BRIEF:
Copy all records exactly, excluding images.

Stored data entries

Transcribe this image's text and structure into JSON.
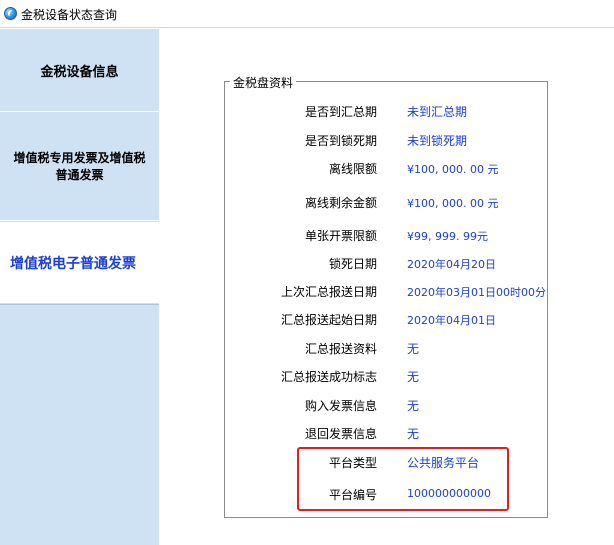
{
  "window": {
    "title": "金税设备状态查询"
  },
  "sidebar": {
    "items": [
      {
        "label": "金税设备信息"
      },
      {
        "label": "增值税专用发票及增值税普通发票"
      },
      {
        "label": "增值税电子普通发票",
        "selected": true
      }
    ]
  },
  "group": {
    "legend": "金税盘资料",
    "rows": [
      {
        "label": "是否到汇总期",
        "value": "未到汇总期"
      },
      {
        "label": "是否到锁死期",
        "value": "未到锁死期"
      },
      {
        "label": "离线限额",
        "value": "¥100, 000. 00 元"
      },
      {
        "label": "离线剩余金额",
        "value": "¥100, 000. 00 元"
      },
      {
        "label": "单张开票限额",
        "value": "¥99, 999. 99元"
      },
      {
        "label": "锁死日期",
        "value": "2020年04月20日"
      },
      {
        "label": "上次汇总报送日期",
        "value": "2020年03月01日00时00分"
      },
      {
        "label": "汇总报送起始日期",
        "value": "2020年04月01日"
      },
      {
        "label": "汇总报送资料",
        "value": "无"
      },
      {
        "label": "汇总报送成功标志",
        "value": "无"
      },
      {
        "label": "购入发票信息",
        "value": "无"
      },
      {
        "label": "退回发票信息",
        "value": "无"
      },
      {
        "label": "平台类型",
        "value": "公共服务平台"
      },
      {
        "label": "平台编号",
        "value": "100000000000"
      }
    ]
  },
  "colors": {
    "sidebar_bg": "#cfe2f3",
    "value_text": "#1c3fd6",
    "highlight_border": "#e02020"
  },
  "icons": {
    "app": "app-logo-icon"
  }
}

RESULT OF THE TASK:
Transcribe this image's text and structure into JSON.
{
  "window": {
    "title": "金税设备状态查询"
  },
  "sidebar": {
    "items": [
      {
        "label": "金税设备信息"
      },
      {
        "label": "增值税专用发票及增值税普通发票"
      },
      {
        "label": "增值税电子普通发票",
        "selected": true
      }
    ]
  },
  "group": {
    "legend": "金税盘资料",
    "rows": [
      {
        "label": "是否到汇总期",
        "value": "未到汇总期"
      },
      {
        "label": "是否到锁死期",
        "value": "未到锁死期"
      },
      {
        "label": "离线限额",
        "value": "¥100, 000. 00 元"
      },
      {
        "label": "离线剩余金额",
        "value": "¥100, 000. 00 元"
      },
      {
        "label": "单张开票限额",
        "value": "¥99, 999. 99元"
      },
      {
        "label": "锁死日期",
        "value": "2020年04月20日"
      },
      {
        "label": "上次汇总报送日期",
        "value": "2020年03月01日00时00分"
      },
      {
        "label": "汇总报送起始日期",
        "value": "2020年04月01日"
      },
      {
        "label": "汇总报送资料",
        "value": "无"
      },
      {
        "label": "汇总报送成功标志",
        "value": "无"
      },
      {
        "label": "购入发票信息",
        "value": "无"
      },
      {
        "label": "退回发票信息",
        "value": "无"
      },
      {
        "label": "平台类型",
        "value": "公共服务平台"
      },
      {
        "label": "平台编号",
        "value": "100000000000"
      }
    ]
  },
  "colors": {
    "sidebar_bg": "#cfe2f3",
    "value_text": "#1c3fd6",
    "highlight_border": "#e02020"
  },
  "icons": {
    "app": "app-logo-icon"
  }
}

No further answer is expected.